I was not prepared for the civil unrest that continues to this day, gripping and paralyzing academic institutions, our supposedly great centers of debate. Here in Berkeley – and Middlebury and Claremont – tyranny reigns in the public square. It is a tyranny of elites, not unlike those we fought in 1776.
Our "free" press, largely owned by the Left, take sides in an ongoing onslaught of derision and invective, hurting and dividing our nation. Hysterical and irresponsible, they laud style over substance, personality over policy. They fuel hate through social media, through Hollywood and New York entertainment, through network news, encouraging the deranged to kill and maim innocents.
Our collegiate chapel is an icon of peace and freedom, our civil expression of the love of God for the students and the community of Berkeley. Our chapel is a word in itself, an expression by its very presence. We host recitals. We chant psalms at noon. We celebrate the Mass on Sundays. We light tapers before icons. We are allowed to do this – to make, to be, a public expression – for we have been guaranteed free speech in the First Amendment.
Americans desire peace and freedom, law and order. They want equality under the law. Many women voted for Mr. Trump for we want safe streets and schools for our children. We want protection from assault. We want crimes prosecuted and criminals removed from our sidewalks and parks. We don’t want to live in fear, hiding behind locked doors. We are mothers and grandmothers and aunts and sisters. We care immensely about family, the next generation, and the one after that. We fear for our daughters and granddaughters.

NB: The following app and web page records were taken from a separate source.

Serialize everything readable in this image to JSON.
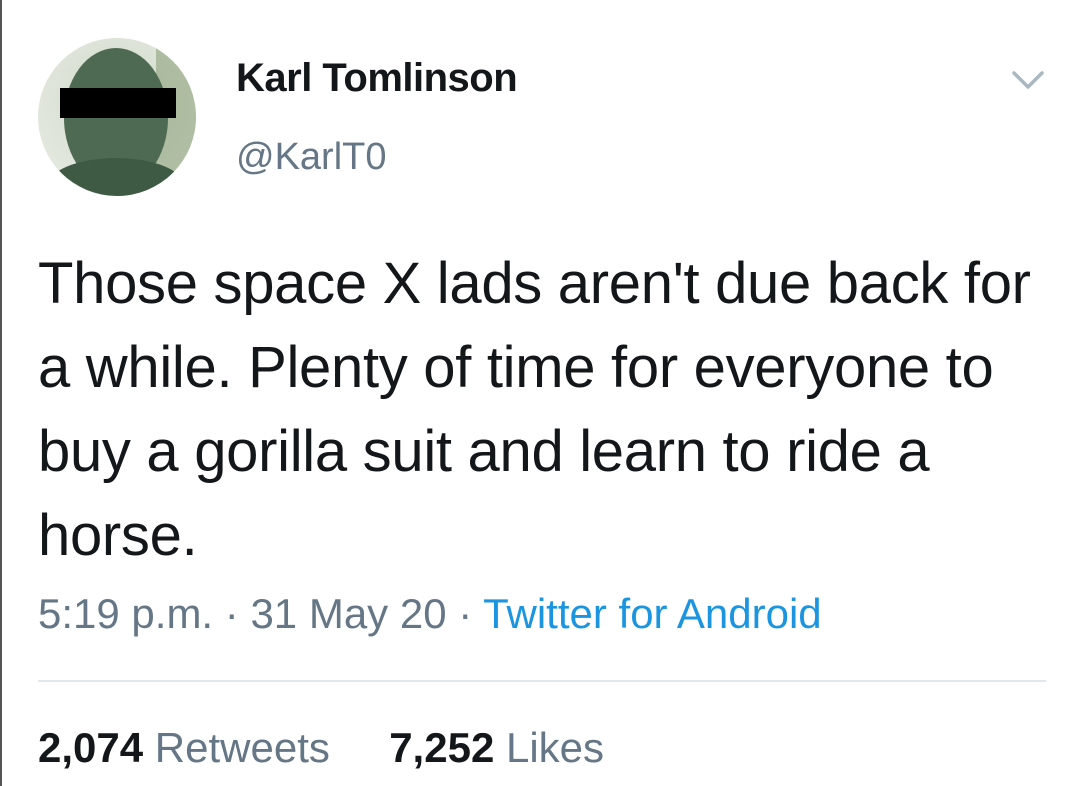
{
  "user": {
    "name": "Karl Tomlinson",
    "handle": "@KarlT0"
  },
  "tweet": {
    "text": "Those space X lads aren't due back for a while. Plenty of time for everyone to buy a gorilla suit and learn to ride a horse.",
    "time": "5:19 p.m.",
    "separator": "·",
    "date": "31 May 20",
    "source": "Twitter for Android"
  },
  "stats": {
    "retweets_count": "2,074",
    "retweets_label": "Retweets",
    "likes_count": "7,252",
    "likes_label": "Likes"
  },
  "icons": {
    "menu": "chevron-down-icon"
  },
  "colors": {
    "text": "#14171a",
    "muted": "#657786",
    "link": "#1b95e0",
    "divider": "#e1e8ed"
  }
}
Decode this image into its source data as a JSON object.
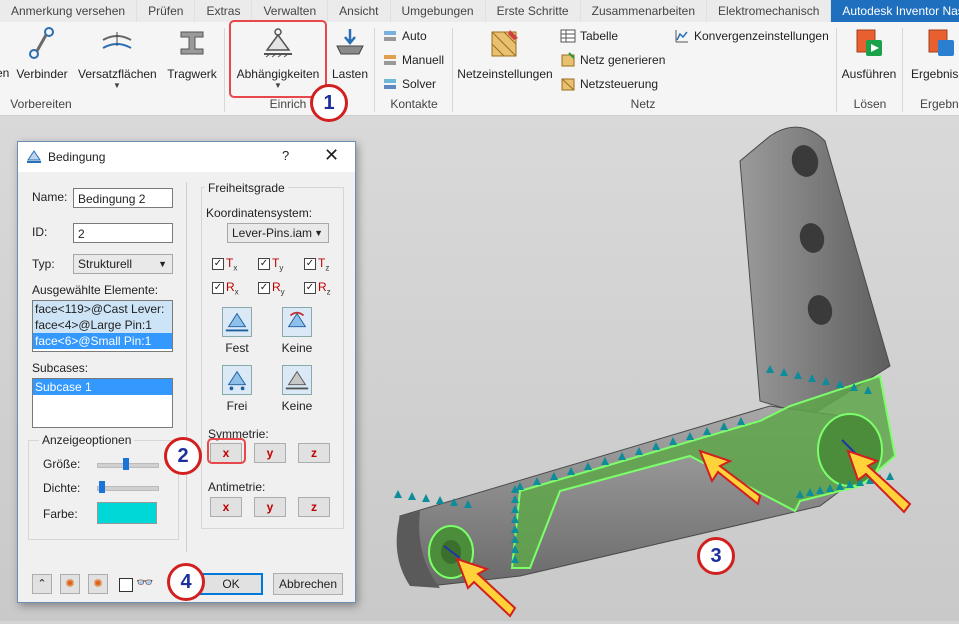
{
  "ribbon": {
    "tabs": [
      "Anmerkung versehen",
      "Prüfen",
      "Extras",
      "Verwalten",
      "Ansicht",
      "Umgebungen",
      "Erste Schritte",
      "Zusammenarbeiten",
      "Elektromechanisch",
      "Autodesk Inventor Nastran"
    ],
    "buttons": {
      "partial": "en",
      "verbinder": "Verbinder",
      "versatz": "Versatzflächen",
      "tragwerk": "Tragwerk",
      "abhaengigkeiten": "Abhängigkeiten",
      "lasten": "Lasten",
      "netzeinstellungen": "Netzeinstellungen",
      "ausfuehren": "Ausführen",
      "ergebnisse": "Ergebnisse"
    },
    "small": {
      "auto": "Auto",
      "manuell": "Manuell",
      "solver": "Solver",
      "tabelle": "Tabelle",
      "netz_generieren": "Netz generieren",
      "netzsteuerung": "Netzsteuerung",
      "konvergenz": "Konvergenzeinstellungen"
    },
    "groups": {
      "vorbereiten": "Vorbereiten",
      "einrich": "Einrich",
      "kontakte": "Kontakte",
      "netz": "Netz",
      "loesen": "Lösen",
      "ergebn": "Ergebn"
    }
  },
  "dialog": {
    "title": "Bedingung",
    "help": "?",
    "close": "✕",
    "name_label": "Name:",
    "name_value": "Bedingung 2",
    "id_label": "ID:",
    "id_value": "2",
    "typ_label": "Typ:",
    "typ_value": "Strukturell",
    "elements_label": "Ausgewählte Elemente:",
    "elements": [
      "face<119>@Cast Lever:",
      "face<4>@Large Pin:1",
      "face<6>@Small Pin:1"
    ],
    "subcases_label": "Subcases:",
    "subcases": [
      "Subcase 1"
    ],
    "display_group": "Anzeigeoptionen",
    "size_label": "Größe:",
    "density_label": "Dichte:",
    "color_label": "Farbe:",
    "dof_group": "Freiheitsgrade",
    "coord_label": "Koordinatensystem:",
    "coord_value": "Lever-Pins.iam",
    "dof": [
      {
        "sym": "T",
        "sub": "x"
      },
      {
        "sym": "T",
        "sub": "y"
      },
      {
        "sym": "T",
        "sub": "z"
      },
      {
        "sym": "R",
        "sub": "x"
      },
      {
        "sym": "R",
        "sub": "y"
      },
      {
        "sym": "R",
        "sub": "z"
      }
    ],
    "fest": "Fest",
    "keine1": "Keine",
    "frei": "Frei",
    "keine2": "Keine",
    "symmetry_label": "Symmetrie:",
    "antimetry_label": "Antimetrie:",
    "x": "x",
    "y": "y",
    "z": "z",
    "ok": "OK",
    "cancel": "Abbrechen"
  },
  "callouts": [
    "1",
    "2",
    "3",
    "4"
  ],
  "colors": {
    "accent_tab": "#1f6fbf",
    "callout_border": "#d21f1f",
    "callout_text": "#1c2f9b",
    "mesh_green": "#5fa64a",
    "constraint_teal": "#0d8c9a",
    "arrow_yellow": "#ffd23a"
  }
}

I am proud of America. I am proud that her citizens could see through the hype and slander and lies of the media and the elites on both sides. They saw through the fog, the evasion of the issues, the focus on style over substance, the outright fear-mongering. They were labeled, punished, and scolded into silence. They were accused of racism and homophobia and judged deplorable, derided by friends and family.
We must find our common ground as Americans. As Roger Scruton wrote recently in the Wall Street Journal in "The Case for Nations":
"Democracy means rule by the people and requires us to know who the people are, what unites them and how they can form a government… We need an identity that leads to citizenship, which is the relation between the state and the individual in which each is accountable to the other. That is what the nation provides… that defines us…the sovereignty of the people, in a place of their own."
We share this place, America. We share her land, her history, her ideals. We share a love for freedom, human dignity, and equal justice. We must join hands together if we are to win against a world of tyranny, slavery, and inequality. As historian Victor Davis Hanson wrote recently in "Can a sharply divided America still survive?":
"Today’s growing divides are supercharged by instant internet and social media communications, 24/7 cable news, partisan media and the denigration of America’s past traditions. All Americans need to take a deep breath, step back and rein in their anger. Things are bad now. But our history suggests that if we are not careful, they can get even worse."
Indeed, they can get far worse without respect for one another. Many Americans have fought and continue to fight for my right to worship in our beautiful barrel-vaulted chapel alight with song and thundering organ and flaming candles and hovering angels. They fought and fight today for my right to write these words. This is is our common ground, our shared vision and history.
We light our candles in our chapel. We pray for a more perfect union, a more peaceful union. We pray for peace as we exercise our freedoms on this Fourth of July 2017 in Berkeley.
0 0 votes
Article Rating